Daily Archives: October 11, 2020

New Zealand’s largest salmon farmer rechecks results after half its farms failed to meet environmental standards

The Marlborough District Council has issued two fines and a warning after Cawthron Institute’s inspection of New Zealand King Salmon’s farms found five in nine were non-compliant. One farm in Pelorus Sound’s Forsyth Bay was even deemed “significantly non-compliant” due to pollution under its pens, caused by fish waste and uneaten fish food falling to the bed. Compliance was judged against a farm’s resource consent conditions and guidelines laid down by central and local government to encourage “environmentally responsible” aquaculture – both of which the Forsyth Bay farm breached. >click to read< 17:57

Do you think your seafood is cheaper?
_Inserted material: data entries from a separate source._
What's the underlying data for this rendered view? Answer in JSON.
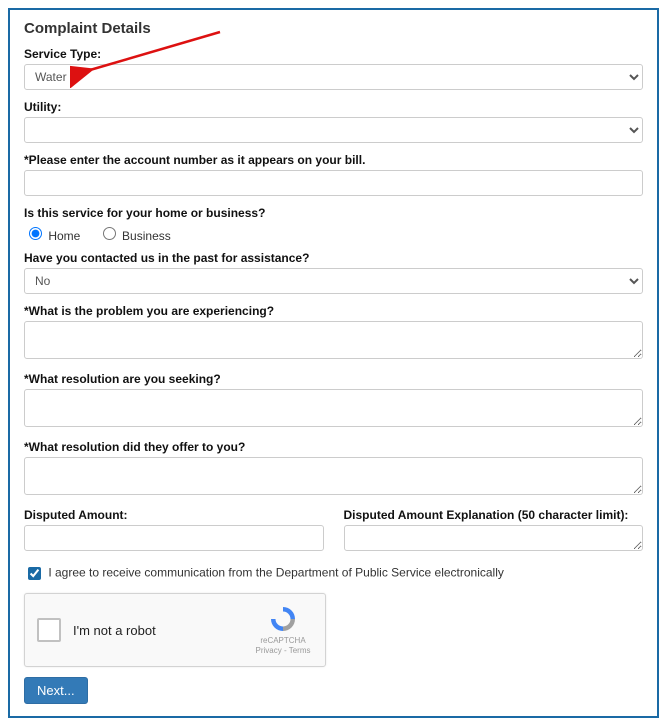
{
  "panel": {
    "title": "Complaint Details"
  },
  "serviceType": {
    "label": "Service Type:",
    "value": "Water"
  },
  "utility": {
    "label": "Utility:",
    "value": ""
  },
  "accountNumber": {
    "label": "*Please enter the account number as it appears on your bill.",
    "value": ""
  },
  "homeBusiness": {
    "label": "Is this service for your home or business?",
    "options": {
      "home": "Home",
      "business": "Business"
    },
    "selected": "home"
  },
  "pastContact": {
    "label": "Have you contacted us in the past for assistance?",
    "value": "No"
  },
  "problem": {
    "label": "*What is the problem you are experiencing?",
    "value": ""
  },
  "resolutionSeeking": {
    "label": "*What resolution are you seeking?",
    "value": ""
  },
  "resolutionOffered": {
    "label": "*What resolution did they offer to you?",
    "value": ""
  },
  "disputedAmount": {
    "label": "Disputed Amount:",
    "value": ""
  },
  "disputedExplanation": {
    "label": "Disputed Amount Explanation (50 character limit):",
    "value": ""
  },
  "consent": {
    "label": "I agree to receive communication from the Department of Public Service electronically",
    "checked": true
  },
  "recaptcha": {
    "text": "I'm not a robot",
    "badge_line1": "reCAPTCHA",
    "badge_line2": "Privacy - Terms"
  },
  "buttons": {
    "next": "Next..."
  }
}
It is. The Coronavirus pandemic caused a drop in demand

The ongoing pandemic has impacted nearly every aspect of life on the South Shore, including the commercial fishing and lobster industries. “It’s hurt them big time,” said retired Cohasset fisherman Matt Marr. “There are so many things that factor in. Most of the restaurants are closed, hotels are empty, casinos are empty, cruise ships don’t exist anymore. Those places bought a lot of lobster. So, their markets have definitely diminished.” Reduced business at restaurants has caused a significant drop in demand, said Tommy Alioto. The pandemic didn’t affect lobstermen’s ability to do their job, but the low demand caused an excess of inventory and a drop in price. >click to read< 15:30

George E. Lineham of Sanbornville NH has passed away
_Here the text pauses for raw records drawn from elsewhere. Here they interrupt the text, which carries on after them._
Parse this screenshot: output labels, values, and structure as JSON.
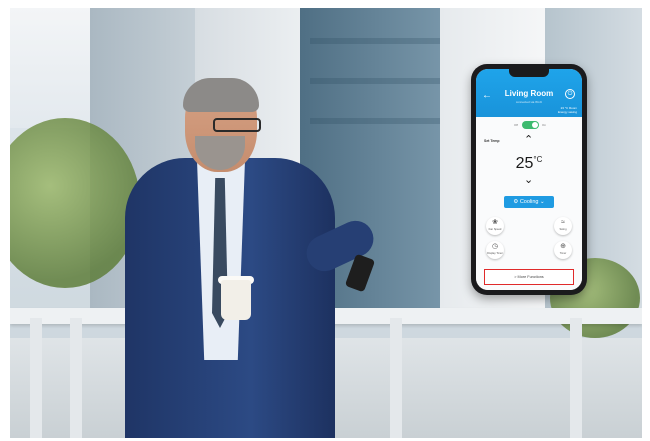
{
  "app": {
    "header": {
      "back_icon": "arrow-left-icon",
      "title": "Living Room",
      "subtitle": "connected via Wi-Fi",
      "power_icon": "power-icon",
      "status_line1": "23 °C Room",
      "status_line2": "Energy saving"
    },
    "power_toggle": {
      "off_label": "Off",
      "on_label": "On",
      "state": "on"
    },
    "set_temp_label": "Set Temp",
    "temperature": {
      "value": "25",
      "unit": "°C"
    },
    "mode": {
      "label": "Cooling",
      "icon": "gear-icon"
    },
    "functions": [
      {
        "label": "Fan Speed",
        "icon": "fan-icon"
      },
      {
        "label": "Swing",
        "icon": "swing-icon"
      },
      {
        "label": "Display Timer",
        "icon": "clock-icon"
      },
      {
        "label": "Timer",
        "icon": "timer-icon"
      }
    ],
    "more_functions": "> More Functions"
  },
  "colors": {
    "header_blue": "#1fa4ea",
    "toggle_green": "#3dba6f",
    "mode_blue": "#1f9be2",
    "highlight_red": "#e02a2a"
  }
}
On the Evening of Friday, Oct. 2, 2020, George Edward Lineham died quietly in his Sanbornville, N.H. home. He was surrounded by the presence and love of his family as he passed. In 1952, George entered the U.S. Army as a Paratrooper in the #187 Airborne Division, in the Korean War. After returning home to Rhode Island, from his dedicated time in the service, George married his sweetie, Lucy. Together, they brought three sons into this world. Stephen Edward “Beanie,” John Robert “Bobby,” and David Alan “Porky.” Through his hard work and experience, and the footsteps of his father, George earned his Masters Plumbing and Masters Electrician licenses at an uncommonly young age. George continued to thirst for new business ventures, this man grew no moss! He passed the septic business onto his sons. From there George decided to give the commercial fishing business a try with his oldest son Stephen as his first mate. >click to read< 11:43
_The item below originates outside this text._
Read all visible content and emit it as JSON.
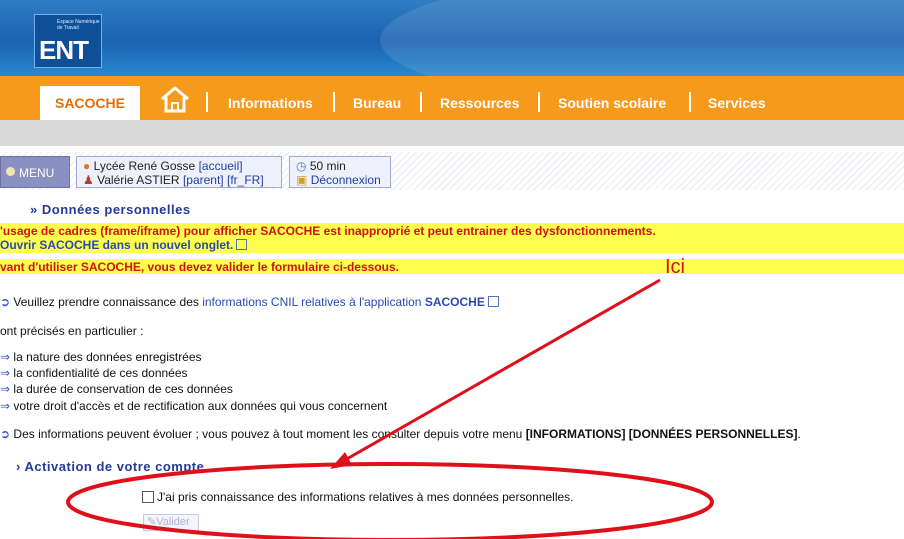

Stone crab season opens Oct. 15 with new regulations in place

For roughly a week now, armadas of Floridian crabbing fleets and their deckhands have boated miles offshore into the Gulf of Mexico and the Atlantic Ocean to lay their traps on the depths. Come Thursday, Oct. 15, 2020, these crabbers will venture out again to launch Florida’s stone crab season, hauling in anticipated bounties of Menippe mercenaria and their treasured claws. “We’re putting them out right now,” Richard Stiglitz, owner of the Homosassa-based Salty Bones Fisheries, said about 650 of his 10,000 traps. It’ll take some time before crabbing crews know what kind of season they’ll have. >click to read< 10:05

Scientists perplexed by this year’s low chum salmon numbers in Yukon River

The latest estimates aren’t just bad, they’re “absolutely dismal,” says Stephanie Quinn-Davidson, director of the Yukon River Inter-Tribal Fish Commission in Alaska. Every year scientists count fish as they swim upstream by Eagle, Alaska, on the way back from the ocean. Scientists manually review the data from the Eagle sonar. While it can be tricky, they can separate chum from other fish by size, speed, and direction of travel. This year the station’s fall chum estimate is 23,828 fish. >click to read< 08:47